Welcome to GRID — Center on Genomics, Race, Identity, Difference
In 2014, as my colleagues and I contemplated the creation of this interdisciplinary center on race, we struggled with whether to include the term ‘race’ in the center’s name. Societies have categorized human groups into races based on perceived biological distinctions; yet, genetics and evolutionary biology confirm there are no biological human races.
Race features prominently in both the title and focus of GRID, because it is the misapplication of the race concept to humans that inspires the vision and mission of the center. The ultimate measure of GRID’s success will be the act of changing the name of the center when the term ‘race’ no longer has salience as a descriptor of human groups.
At GRID, we examine how people think about, use, and are affected by the concept of race in research, healthcare, and society. We are primarily concerned with:
- Identifying and curtailing the persistence of false notions about the role of biology, specifically genetics and genomics, in determining human identity and difference;
- Influencing decisions about when, how, and whether race should be used as a variable or identifier; and
- Countering the negative effects of racialization and racism on individuals, communities, and societies
Our work is challenging, but critical, especially at this moment in time. It demands collaborations and partnerships with a wide variety of people and organizations in the United States and across the globe. Our multidisciplinary group of colleagues comprises representation from biological, social, behavioral, and environmental sciences; humanities and the arts; the health professions; and law and public policy. Meet our collaborators at Duke University, our U.S. and international colleagues, and the in-house team.
Thank you for visiting our website! Return soon and often to chart our progress, find out how you can be involved, learn new and useful information, and share your opinions related to GRID.
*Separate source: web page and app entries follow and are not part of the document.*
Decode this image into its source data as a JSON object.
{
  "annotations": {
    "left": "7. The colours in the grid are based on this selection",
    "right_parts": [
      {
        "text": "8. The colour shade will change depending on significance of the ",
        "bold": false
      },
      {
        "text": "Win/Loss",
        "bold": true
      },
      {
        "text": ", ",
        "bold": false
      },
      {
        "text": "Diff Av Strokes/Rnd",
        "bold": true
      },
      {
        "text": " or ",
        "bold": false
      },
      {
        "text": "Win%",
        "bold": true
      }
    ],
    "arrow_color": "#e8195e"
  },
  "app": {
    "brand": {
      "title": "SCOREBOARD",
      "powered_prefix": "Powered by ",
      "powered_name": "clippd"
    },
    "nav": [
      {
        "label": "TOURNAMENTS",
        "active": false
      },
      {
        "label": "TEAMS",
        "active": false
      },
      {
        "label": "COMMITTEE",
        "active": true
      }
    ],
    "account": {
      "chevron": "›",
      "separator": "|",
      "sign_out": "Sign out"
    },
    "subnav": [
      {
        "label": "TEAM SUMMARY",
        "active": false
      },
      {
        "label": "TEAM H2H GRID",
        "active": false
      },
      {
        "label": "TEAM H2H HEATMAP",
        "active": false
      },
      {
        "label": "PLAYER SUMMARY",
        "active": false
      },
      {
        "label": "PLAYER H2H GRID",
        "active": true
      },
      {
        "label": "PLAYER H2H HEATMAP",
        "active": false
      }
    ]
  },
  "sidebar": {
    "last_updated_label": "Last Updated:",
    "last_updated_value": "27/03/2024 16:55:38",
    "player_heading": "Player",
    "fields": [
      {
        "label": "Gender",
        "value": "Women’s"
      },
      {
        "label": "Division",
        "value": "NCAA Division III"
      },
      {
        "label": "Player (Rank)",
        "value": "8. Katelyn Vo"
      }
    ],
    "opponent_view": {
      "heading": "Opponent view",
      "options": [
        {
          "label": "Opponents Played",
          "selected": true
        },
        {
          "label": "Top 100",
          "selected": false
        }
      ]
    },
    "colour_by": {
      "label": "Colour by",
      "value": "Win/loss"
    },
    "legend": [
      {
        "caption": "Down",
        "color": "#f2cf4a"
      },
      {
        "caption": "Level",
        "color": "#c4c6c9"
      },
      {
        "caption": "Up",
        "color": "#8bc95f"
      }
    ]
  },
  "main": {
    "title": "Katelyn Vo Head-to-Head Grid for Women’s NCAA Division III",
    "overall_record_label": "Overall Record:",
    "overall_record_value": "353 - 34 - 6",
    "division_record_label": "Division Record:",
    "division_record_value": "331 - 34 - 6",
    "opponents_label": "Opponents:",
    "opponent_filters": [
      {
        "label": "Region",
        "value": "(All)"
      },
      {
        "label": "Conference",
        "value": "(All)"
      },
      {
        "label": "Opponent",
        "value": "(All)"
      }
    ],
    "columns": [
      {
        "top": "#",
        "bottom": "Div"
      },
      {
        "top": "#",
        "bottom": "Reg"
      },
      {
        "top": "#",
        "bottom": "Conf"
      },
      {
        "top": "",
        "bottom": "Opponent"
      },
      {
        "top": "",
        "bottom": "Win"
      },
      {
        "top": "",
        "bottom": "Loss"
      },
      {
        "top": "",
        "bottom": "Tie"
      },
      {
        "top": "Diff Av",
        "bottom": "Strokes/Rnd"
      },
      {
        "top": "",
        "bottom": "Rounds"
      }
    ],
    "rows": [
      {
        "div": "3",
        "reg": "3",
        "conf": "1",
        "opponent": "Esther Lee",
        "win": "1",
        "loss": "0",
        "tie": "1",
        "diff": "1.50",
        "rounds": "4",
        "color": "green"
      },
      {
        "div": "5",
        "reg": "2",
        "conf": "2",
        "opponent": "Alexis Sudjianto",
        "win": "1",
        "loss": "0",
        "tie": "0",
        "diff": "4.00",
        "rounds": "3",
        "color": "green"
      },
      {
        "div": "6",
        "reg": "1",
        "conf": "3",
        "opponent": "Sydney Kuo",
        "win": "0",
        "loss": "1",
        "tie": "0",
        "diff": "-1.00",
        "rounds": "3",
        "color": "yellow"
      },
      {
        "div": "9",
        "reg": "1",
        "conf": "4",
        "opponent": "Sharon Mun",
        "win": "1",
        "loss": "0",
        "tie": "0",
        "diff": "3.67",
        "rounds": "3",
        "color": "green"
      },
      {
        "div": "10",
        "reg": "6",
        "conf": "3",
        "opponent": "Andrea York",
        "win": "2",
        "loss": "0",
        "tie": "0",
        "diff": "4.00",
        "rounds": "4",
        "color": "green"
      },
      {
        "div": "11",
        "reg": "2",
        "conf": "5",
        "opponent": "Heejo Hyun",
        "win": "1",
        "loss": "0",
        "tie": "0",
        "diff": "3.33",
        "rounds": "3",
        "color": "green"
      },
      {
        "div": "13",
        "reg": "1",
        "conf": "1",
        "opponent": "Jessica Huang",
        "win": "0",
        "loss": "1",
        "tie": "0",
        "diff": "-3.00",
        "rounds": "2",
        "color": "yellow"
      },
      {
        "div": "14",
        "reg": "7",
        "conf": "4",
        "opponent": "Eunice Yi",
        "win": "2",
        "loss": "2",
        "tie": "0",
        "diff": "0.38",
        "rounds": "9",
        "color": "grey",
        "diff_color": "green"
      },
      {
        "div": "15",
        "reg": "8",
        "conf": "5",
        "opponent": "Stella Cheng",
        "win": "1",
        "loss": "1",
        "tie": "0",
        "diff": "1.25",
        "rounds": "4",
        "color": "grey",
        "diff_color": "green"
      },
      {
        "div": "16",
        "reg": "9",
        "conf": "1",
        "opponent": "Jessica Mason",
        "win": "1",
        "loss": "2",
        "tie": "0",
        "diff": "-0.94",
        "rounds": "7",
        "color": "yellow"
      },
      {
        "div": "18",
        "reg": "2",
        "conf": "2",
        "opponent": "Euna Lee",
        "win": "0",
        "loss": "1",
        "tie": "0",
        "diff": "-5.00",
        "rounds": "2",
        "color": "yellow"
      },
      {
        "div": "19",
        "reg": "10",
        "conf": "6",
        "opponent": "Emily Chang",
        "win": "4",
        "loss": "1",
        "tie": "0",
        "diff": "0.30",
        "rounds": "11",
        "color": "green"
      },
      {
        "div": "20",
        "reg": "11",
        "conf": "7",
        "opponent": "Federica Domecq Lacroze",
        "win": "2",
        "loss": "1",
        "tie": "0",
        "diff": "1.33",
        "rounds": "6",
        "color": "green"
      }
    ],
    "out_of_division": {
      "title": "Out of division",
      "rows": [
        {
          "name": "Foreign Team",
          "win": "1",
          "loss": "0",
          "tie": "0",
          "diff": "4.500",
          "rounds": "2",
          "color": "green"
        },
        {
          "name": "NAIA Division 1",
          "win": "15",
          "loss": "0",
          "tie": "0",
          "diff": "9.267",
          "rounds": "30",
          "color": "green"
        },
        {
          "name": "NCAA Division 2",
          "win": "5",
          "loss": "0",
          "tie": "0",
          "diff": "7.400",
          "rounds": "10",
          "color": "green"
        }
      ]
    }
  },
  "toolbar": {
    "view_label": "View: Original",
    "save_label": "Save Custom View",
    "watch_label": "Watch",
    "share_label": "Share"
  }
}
Charmaine DM Royal, MS, PhD
African & African American Studies, Biology, and Community & Family Medicine